### Required action
Would you please return all of the entries below exactly as shown?

### Data for this task

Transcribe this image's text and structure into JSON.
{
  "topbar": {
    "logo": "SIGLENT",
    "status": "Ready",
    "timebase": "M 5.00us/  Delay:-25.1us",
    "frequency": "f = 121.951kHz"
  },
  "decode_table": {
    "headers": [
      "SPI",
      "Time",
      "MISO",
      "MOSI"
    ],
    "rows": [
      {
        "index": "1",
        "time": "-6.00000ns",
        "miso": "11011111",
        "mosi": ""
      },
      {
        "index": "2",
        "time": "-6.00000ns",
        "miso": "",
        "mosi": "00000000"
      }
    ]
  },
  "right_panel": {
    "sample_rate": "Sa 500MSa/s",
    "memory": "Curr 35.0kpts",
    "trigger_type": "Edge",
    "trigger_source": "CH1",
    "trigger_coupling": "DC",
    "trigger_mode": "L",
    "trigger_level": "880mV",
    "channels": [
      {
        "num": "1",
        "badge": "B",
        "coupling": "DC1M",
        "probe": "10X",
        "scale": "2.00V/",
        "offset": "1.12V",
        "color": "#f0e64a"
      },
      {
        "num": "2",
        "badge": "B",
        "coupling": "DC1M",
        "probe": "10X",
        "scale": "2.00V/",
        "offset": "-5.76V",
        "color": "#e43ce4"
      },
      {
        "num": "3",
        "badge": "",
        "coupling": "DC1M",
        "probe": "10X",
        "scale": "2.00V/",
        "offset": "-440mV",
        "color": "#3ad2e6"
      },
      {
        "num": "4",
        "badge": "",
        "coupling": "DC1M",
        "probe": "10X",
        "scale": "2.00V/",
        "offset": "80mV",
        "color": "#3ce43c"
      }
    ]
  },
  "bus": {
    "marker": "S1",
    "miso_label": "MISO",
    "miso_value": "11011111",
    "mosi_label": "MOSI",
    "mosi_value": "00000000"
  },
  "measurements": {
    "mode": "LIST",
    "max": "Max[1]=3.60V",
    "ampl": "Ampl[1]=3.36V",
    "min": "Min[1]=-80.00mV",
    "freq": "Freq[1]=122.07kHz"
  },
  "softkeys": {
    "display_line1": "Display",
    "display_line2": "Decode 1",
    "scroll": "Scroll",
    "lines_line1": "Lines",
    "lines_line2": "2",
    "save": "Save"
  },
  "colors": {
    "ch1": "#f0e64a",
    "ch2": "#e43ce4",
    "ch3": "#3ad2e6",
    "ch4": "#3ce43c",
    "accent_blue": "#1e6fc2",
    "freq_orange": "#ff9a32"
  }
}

### Exercise result
Transcribe this image's text and structure into JSON.
{
  "topbar": {
    "logo": "SIGLENT",
    "status": "Ready",
    "timebase": "M 5.00us/  Delay:-25.1us",
    "frequency": "f = 121.951kHz"
  },
  "decode_table": {
    "headers": [
      "SPI",
      "Time",
      "MISO",
      "MOSI"
    ],
    "rows": [
      {
        "index": "1",
        "time": "-6.00000ns",
        "miso": "11011111",
        "mosi": ""
      },
      {
        "index": "2",
        "time": "-6.00000ns",
        "miso": "",
        "mosi": "00000000"
      }
    ]
  },
  "right_panel": {
    "sample_rate": "Sa 500MSa/s",
    "memory": "Curr 35.0kpts",
    "trigger_type": "Edge",
    "trigger_source": "CH1",
    "trigger_coupling": "DC",
    "trigger_mode": "L",
    "trigger_level": "880mV",
    "channels": [
      {
        "num": "1",
        "badge": "B",
        "coupling": "DC1M",
        "probe": "10X",
        "scale": "2.00V/",
        "offset": "1.12V",
        "color": "#f0e64a"
      },
      {
        "num": "2",
        "badge": "B",
        "coupling": "DC1M",
        "probe": "10X",
        "scale": "2.00V/",
        "offset": "-5.76V",
        "color": "#e43ce4"
      },
      {
        "num": "3",
        "badge": "",
        "coupling": "DC1M",
        "probe": "10X",
        "scale": "2.00V/",
        "offset": "-440mV",
        "color": "#3ad2e6"
      },
      {
        "num": "4",
        "badge": "",
        "coupling": "DC1M",
        "probe": "10X",
        "scale": "2.00V/",
        "offset": "80mV",
        "color": "#3ce43c"
      }
    ]
  },
  "bus": {
    "marker": "S1",
    "miso_label": "MISO",
    "miso_value": "11011111",
    "mosi_label": "MOSI",
    "mosi_value": "00000000"
  },
  "measurements": {
    "mode": "LIST",
    "max": "Max[1]=3.60V",
    "ampl": "Ampl[1]=3.36V",
    "min": "Min[1]=-80.00mV",
    "freq": "Freq[1]=122.07kHz"
  },
  "softkeys": {
    "display_line1": "Display",
    "display_line2": "Decode 1",
    "scroll": "Scroll",
    "lines_line1": "Lines",
    "lines_line2": "2",
    "save": "Save"
  },
  "colors": {
    "ch1": "#f0e64a",
    "ch2": "#e43ce4",
    "ch3": "#3ad2e6",
    "ch4": "#3ce43c",
    "accent_blue": "#1e6fc2",
    "freq_orange": "#ff9a32"
  }
}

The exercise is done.